The genius of this book is that it allows for so many adaptations and variations. As with all Named patterns the instructions and diagrams are clear and easy to follow.
The Ruska has a knit dress, knot dress, t-shirt and tunic variations and I have used the turtle neck and long sleeves from the dress on the t-shirt body. The turtle neck is two piece and this double layer keeps the shape really well.
Each pattern version in the book has a list of pattern pieces, clear line drawing and cutting layouts with a list of notions and fabric requirements. It also lists the skills you learn completing the garments as they increase in complexity through the book from a bag to jeans and a coat.
The introduction to the book also has useful tips and instructions that would be great for a beginner.
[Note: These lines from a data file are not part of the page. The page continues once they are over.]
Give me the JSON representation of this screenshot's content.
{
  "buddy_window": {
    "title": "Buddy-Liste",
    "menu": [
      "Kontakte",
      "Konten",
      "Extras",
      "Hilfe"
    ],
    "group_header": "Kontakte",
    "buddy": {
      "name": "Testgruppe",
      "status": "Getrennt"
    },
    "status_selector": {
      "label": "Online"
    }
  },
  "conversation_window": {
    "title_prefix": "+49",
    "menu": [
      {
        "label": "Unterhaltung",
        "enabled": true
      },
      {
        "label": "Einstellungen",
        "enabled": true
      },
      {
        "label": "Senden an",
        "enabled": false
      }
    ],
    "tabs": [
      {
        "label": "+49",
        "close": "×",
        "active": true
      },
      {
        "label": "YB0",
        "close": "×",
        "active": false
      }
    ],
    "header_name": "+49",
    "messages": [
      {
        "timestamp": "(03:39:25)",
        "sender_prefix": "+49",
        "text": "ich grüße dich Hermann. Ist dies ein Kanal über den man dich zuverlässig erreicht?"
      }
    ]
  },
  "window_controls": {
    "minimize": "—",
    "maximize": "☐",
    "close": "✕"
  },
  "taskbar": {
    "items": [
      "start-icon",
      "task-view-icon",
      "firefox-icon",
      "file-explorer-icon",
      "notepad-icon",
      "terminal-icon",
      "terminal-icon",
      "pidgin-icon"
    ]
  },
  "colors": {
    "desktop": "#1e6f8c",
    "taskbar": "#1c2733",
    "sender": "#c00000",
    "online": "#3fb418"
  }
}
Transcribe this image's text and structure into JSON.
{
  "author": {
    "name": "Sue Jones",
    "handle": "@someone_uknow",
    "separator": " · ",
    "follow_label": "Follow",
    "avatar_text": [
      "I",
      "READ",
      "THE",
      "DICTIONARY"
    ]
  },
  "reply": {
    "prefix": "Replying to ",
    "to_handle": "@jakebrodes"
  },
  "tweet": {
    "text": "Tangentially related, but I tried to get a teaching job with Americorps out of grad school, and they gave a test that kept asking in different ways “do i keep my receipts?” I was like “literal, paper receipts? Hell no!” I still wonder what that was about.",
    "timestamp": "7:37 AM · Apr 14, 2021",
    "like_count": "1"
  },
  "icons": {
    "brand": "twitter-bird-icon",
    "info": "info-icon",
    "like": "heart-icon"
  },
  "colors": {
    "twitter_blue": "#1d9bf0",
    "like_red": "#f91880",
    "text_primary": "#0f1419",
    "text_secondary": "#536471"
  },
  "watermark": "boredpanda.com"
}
The list of pattern pieces and cutting diagrams are lovely and clear to follow. The dress outline below shows the additional shaping to the sides of the dress. The necklines also differ to accommodate the turtle neck collar. As the shoulder and armhole are the same it was easy to trace the lines needed.
The pattern pieces are on large sheets that have the sections clearly listed, but the large sections are spread over several sheets. The patterns are available as pdf downloads so that will be my choice for another pattern. The patterns do overlap, but not quite as much as in Burda magazines!
I love this book, and there are several garments that I am planning to make. The final section of the book ‘How to Break the Pattern’ states ‘there are countless ways to alter and spice up clothes’ and it really doesn’t disappoint with this clever premise
This fabric is a 200g jersey from Pin and Sew in one of my favourite colours 😺✂️✂️